Take this hearing test to find out if you need a professional hearing evaluation - thanks to the National Foundation of the Deaf Inc.
Do you hear a 'ringing' in your ears after being exposed to loud noise? Read this.
The most important points to know about preventing hearing loss.
The most common causes of hearing loss.
The most common types of hearing loss.
What is noise damage and how can it cause hearing loss?
Noise control programmes can make your work place safer.
A graphic of sound travelling from the ear to the brain.
Other useful information

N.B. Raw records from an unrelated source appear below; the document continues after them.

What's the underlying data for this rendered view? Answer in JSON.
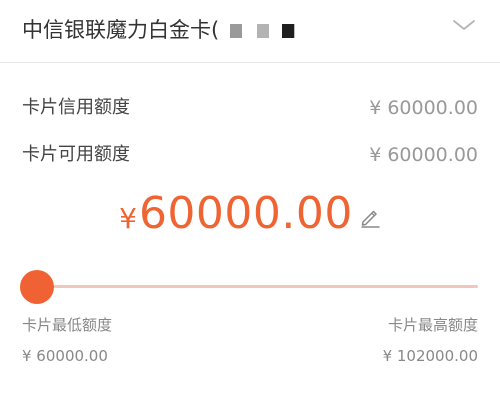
{
  "header": {
    "card_title": "中信银联魔力白金卡(",
    "chevron_icon": "chevron-down-icon"
  },
  "details": {
    "credit_limit_label": "卡片信用额度",
    "credit_limit_value": "¥ 60000.00",
    "available_limit_label": "卡片可用额度",
    "available_limit_value": "¥ 60000.00"
  },
  "amount": {
    "currency": "¥",
    "value": "60000.00",
    "edit_icon": "pencil-icon"
  },
  "slider": {
    "level": 0,
    "min_label": "卡片最低额度",
    "min_value": "¥ 60000.00",
    "max_label": "卡片最高额度",
    "max_value": "¥ 102000.00"
  },
  "colors": {
    "accent": "#ee6433",
    "track": "#f1c7bb",
    "muted_text": "#999999",
    "masked_blocks": [
      "#8c8c8c",
      "#b3b3b3",
      "#bfbfbf",
      "#222222"
    ]
  }
}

The following are decibel levels of common noise sources around us. These are typical levels, however, actual noise levels may vary depending on the particular item. Remember noise levels above 85 dBA will harm hearing over time. Noise levels above 140dBA can cause damage to hearing after just one exposure
Recreation:40 quiet residential area
70 motorway traffic
85 heavy traffic, noisy restaurant
90 truck, shouted conversation
100 school dance, boom box
110 busy video arcade
110 symphony concert
110 car horn
110-120 rock concert
112 personal cassette player on high
117 football game (stadium)
120 band concert
125 auto stereo (factory installed)
130 stock car races
143 bicycle horn
157 balloon pop
162 fireworks (at 3 feet)
Work:40 quiet office, library
50 large office
65-95 power lawn mower
80 manual machine, tools
95 electric drill
100 factory machinery
100 woodworking class
105 snow blower
110 power saw
120 chain saw, hammer on nail
120 pneumatic drills, heavy machine
120 jet plane (at ramp)
120 ambulance siren
125 chain saw
130 jackhammer, power drill
130 air raid
130 percussion section at symphony
140 airplane taking off
150 jet engine taking off
150 artillery fire at 500 feet
180 rocket launching from pad
Publications from Government agencies
Publications about noise from Department of Labour New ZealandPublications about noise
A broad range of articles about preventing hearing damage in the work place .
Information about Noise-induced Hearing LossInformation about Noise-induced Hearing Loss (NIHL)
Exposure to excessive noise is one of the main causes of hearing loss, and many New Zealanders work in noisy environments. This link has lots of strategies on how to reduce NIHL.